Page and application data records:
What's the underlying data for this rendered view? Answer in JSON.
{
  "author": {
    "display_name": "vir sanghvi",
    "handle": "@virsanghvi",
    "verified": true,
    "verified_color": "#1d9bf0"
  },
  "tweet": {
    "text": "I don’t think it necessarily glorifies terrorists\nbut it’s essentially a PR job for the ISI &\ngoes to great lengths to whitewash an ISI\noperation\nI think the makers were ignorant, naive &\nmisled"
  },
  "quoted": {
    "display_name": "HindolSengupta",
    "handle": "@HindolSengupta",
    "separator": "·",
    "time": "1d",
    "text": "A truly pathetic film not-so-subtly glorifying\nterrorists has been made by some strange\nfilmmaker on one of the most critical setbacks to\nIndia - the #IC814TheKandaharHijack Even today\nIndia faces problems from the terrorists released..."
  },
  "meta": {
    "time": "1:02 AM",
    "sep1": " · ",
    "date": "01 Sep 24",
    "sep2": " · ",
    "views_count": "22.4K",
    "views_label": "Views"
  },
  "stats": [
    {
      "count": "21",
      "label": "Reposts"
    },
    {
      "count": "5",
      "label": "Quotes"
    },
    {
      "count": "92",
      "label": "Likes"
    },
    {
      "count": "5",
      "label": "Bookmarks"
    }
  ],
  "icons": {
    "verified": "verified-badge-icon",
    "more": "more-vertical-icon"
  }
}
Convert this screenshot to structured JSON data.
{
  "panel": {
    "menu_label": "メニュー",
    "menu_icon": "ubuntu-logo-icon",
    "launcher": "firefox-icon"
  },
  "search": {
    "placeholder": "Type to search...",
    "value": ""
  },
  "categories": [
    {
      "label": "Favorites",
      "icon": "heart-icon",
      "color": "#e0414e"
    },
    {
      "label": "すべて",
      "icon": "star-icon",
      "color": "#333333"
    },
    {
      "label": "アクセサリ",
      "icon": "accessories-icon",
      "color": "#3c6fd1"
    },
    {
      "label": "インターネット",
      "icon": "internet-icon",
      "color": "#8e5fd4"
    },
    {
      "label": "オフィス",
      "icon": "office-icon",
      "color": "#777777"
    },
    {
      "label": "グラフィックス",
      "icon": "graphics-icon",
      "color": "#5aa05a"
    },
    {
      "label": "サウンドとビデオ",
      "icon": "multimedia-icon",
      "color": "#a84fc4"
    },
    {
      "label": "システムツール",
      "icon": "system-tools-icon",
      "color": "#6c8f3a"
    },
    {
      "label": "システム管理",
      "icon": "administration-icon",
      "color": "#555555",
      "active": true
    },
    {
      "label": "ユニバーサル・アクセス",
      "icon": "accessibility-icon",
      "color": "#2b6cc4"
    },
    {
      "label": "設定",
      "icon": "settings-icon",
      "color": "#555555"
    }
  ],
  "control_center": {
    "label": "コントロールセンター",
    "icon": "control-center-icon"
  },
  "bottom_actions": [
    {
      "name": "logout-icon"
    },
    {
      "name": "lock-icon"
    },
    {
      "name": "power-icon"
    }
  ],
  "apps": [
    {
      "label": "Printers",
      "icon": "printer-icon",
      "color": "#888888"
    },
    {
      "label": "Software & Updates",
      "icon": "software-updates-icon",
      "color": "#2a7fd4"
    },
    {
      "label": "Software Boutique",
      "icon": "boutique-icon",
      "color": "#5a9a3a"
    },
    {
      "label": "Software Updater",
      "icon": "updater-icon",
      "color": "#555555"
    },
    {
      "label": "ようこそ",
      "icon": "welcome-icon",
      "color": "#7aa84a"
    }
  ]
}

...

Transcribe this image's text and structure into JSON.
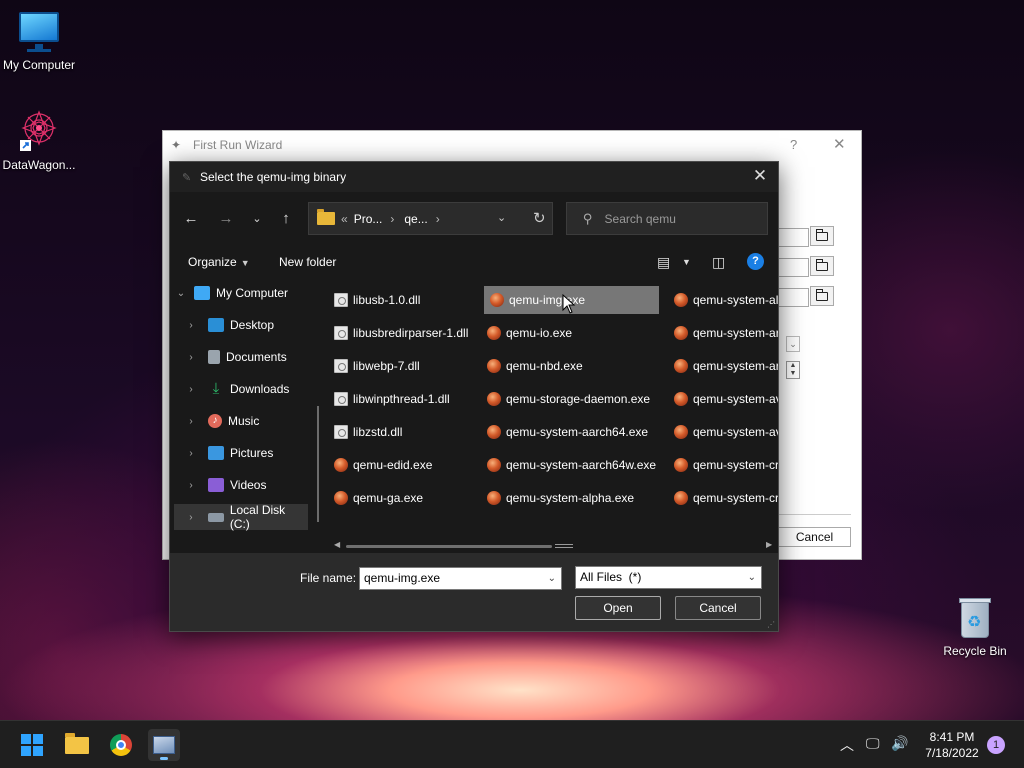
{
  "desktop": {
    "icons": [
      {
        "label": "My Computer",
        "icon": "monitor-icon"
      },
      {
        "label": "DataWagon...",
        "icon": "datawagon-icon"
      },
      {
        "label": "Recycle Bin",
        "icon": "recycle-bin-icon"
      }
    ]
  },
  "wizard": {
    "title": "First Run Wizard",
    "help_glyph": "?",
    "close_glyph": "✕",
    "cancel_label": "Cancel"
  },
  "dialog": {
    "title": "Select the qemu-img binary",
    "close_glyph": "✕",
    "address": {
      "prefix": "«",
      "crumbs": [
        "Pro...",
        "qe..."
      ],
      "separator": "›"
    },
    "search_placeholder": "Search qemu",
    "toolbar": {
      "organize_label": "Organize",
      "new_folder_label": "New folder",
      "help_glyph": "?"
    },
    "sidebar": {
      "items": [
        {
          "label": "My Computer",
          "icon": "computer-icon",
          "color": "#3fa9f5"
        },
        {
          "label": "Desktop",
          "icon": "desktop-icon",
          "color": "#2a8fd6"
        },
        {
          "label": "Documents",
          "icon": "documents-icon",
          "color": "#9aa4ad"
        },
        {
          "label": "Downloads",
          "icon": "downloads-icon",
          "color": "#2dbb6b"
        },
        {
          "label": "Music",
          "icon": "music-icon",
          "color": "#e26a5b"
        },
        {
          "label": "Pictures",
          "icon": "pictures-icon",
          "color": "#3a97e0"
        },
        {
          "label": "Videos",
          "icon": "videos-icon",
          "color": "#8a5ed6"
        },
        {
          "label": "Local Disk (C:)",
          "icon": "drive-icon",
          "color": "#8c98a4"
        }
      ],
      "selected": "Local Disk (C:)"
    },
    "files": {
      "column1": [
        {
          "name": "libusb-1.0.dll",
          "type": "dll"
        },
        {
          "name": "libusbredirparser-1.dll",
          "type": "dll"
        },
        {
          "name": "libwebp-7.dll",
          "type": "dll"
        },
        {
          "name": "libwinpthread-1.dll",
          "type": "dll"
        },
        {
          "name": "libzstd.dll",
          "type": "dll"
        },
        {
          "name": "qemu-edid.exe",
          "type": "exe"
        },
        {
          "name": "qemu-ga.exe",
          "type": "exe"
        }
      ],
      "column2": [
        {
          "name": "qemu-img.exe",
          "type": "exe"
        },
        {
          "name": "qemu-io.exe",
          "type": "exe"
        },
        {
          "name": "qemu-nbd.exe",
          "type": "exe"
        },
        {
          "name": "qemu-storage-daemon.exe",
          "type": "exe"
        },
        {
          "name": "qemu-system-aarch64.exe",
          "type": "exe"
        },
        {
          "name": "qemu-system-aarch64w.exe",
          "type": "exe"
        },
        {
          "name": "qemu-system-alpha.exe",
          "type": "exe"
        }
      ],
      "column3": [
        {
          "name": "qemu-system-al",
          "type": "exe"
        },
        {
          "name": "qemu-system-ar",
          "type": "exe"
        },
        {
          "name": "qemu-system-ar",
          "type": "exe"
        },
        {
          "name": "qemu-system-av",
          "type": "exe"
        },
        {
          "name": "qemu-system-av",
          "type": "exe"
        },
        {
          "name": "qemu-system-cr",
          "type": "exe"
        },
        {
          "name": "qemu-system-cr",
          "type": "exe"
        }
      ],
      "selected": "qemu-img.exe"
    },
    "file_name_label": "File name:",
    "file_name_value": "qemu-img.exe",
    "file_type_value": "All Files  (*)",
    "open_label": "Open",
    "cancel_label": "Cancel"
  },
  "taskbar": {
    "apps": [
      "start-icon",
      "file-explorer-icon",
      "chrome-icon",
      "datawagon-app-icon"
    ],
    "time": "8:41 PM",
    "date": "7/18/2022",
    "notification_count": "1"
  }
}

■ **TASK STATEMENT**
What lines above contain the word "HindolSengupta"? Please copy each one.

■ **TASK RESPONSE**
    "display_name": "HindolSengupta",
    "handle": "@HindolSengupta",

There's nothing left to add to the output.